## Information supplied:
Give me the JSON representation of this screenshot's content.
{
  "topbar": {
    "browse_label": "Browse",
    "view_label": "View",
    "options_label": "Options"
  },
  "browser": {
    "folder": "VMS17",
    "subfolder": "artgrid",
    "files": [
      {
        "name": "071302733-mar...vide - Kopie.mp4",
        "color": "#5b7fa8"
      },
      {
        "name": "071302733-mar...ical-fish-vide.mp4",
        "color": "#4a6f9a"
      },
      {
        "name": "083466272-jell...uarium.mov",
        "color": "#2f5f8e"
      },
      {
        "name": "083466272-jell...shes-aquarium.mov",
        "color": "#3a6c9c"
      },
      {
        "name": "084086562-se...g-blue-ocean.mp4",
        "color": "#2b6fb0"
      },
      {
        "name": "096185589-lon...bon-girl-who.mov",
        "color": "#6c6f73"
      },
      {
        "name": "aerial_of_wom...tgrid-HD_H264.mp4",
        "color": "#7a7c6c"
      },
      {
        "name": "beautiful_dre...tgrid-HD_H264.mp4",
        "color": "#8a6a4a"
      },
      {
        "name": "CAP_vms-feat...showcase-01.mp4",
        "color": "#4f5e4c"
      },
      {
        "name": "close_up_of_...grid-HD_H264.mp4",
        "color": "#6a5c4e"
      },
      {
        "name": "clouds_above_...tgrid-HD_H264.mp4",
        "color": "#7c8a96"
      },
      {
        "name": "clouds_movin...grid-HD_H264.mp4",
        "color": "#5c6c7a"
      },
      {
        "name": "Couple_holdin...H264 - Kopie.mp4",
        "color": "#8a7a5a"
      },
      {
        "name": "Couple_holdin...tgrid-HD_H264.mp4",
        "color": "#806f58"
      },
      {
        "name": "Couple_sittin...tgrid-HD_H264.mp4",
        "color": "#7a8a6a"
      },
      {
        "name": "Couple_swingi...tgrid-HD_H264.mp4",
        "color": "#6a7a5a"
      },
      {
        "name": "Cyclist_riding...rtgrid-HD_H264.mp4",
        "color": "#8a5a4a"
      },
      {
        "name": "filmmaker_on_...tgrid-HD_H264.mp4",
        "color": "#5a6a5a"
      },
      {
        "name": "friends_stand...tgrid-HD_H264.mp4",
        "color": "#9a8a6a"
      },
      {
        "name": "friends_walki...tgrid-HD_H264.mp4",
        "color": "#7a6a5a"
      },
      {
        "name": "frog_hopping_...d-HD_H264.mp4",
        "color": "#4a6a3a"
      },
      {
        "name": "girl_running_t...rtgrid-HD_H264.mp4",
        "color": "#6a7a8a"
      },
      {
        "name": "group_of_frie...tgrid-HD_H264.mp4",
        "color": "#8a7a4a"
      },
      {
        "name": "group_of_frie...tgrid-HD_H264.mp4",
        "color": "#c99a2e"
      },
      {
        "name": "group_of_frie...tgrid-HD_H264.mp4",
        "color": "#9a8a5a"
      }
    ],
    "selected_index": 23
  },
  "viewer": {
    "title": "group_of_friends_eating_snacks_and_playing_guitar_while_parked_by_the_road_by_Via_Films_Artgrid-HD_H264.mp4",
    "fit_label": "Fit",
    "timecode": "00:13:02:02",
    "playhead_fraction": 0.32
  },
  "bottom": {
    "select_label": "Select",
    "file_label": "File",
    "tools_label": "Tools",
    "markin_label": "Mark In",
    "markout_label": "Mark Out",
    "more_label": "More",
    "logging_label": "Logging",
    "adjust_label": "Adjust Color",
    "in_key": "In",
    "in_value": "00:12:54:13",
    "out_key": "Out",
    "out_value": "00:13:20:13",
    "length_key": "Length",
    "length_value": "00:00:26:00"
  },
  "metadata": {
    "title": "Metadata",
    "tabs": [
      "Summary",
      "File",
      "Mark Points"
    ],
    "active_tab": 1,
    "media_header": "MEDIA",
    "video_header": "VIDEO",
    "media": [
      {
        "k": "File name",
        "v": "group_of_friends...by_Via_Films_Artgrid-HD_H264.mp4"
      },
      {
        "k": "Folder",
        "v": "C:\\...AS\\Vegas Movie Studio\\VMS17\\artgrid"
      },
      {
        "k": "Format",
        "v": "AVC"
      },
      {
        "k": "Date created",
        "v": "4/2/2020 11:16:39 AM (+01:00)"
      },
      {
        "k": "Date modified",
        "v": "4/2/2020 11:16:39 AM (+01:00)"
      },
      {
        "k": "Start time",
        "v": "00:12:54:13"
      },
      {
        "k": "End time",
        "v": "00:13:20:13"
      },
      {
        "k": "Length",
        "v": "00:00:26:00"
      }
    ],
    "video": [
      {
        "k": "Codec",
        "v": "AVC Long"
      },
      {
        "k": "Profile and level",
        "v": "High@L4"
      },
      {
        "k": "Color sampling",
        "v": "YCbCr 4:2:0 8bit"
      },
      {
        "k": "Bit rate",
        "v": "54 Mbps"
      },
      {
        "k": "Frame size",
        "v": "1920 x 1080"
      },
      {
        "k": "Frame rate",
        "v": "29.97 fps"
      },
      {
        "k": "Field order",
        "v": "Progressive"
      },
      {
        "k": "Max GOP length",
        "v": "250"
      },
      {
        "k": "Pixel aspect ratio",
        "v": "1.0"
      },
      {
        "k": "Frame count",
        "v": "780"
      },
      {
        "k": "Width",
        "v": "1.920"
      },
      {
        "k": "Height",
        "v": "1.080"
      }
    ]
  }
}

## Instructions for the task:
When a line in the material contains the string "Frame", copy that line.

## Answer for this exercise:
        "k": "Frame size",
        "k": "Frame rate",
        "k": "Frame count",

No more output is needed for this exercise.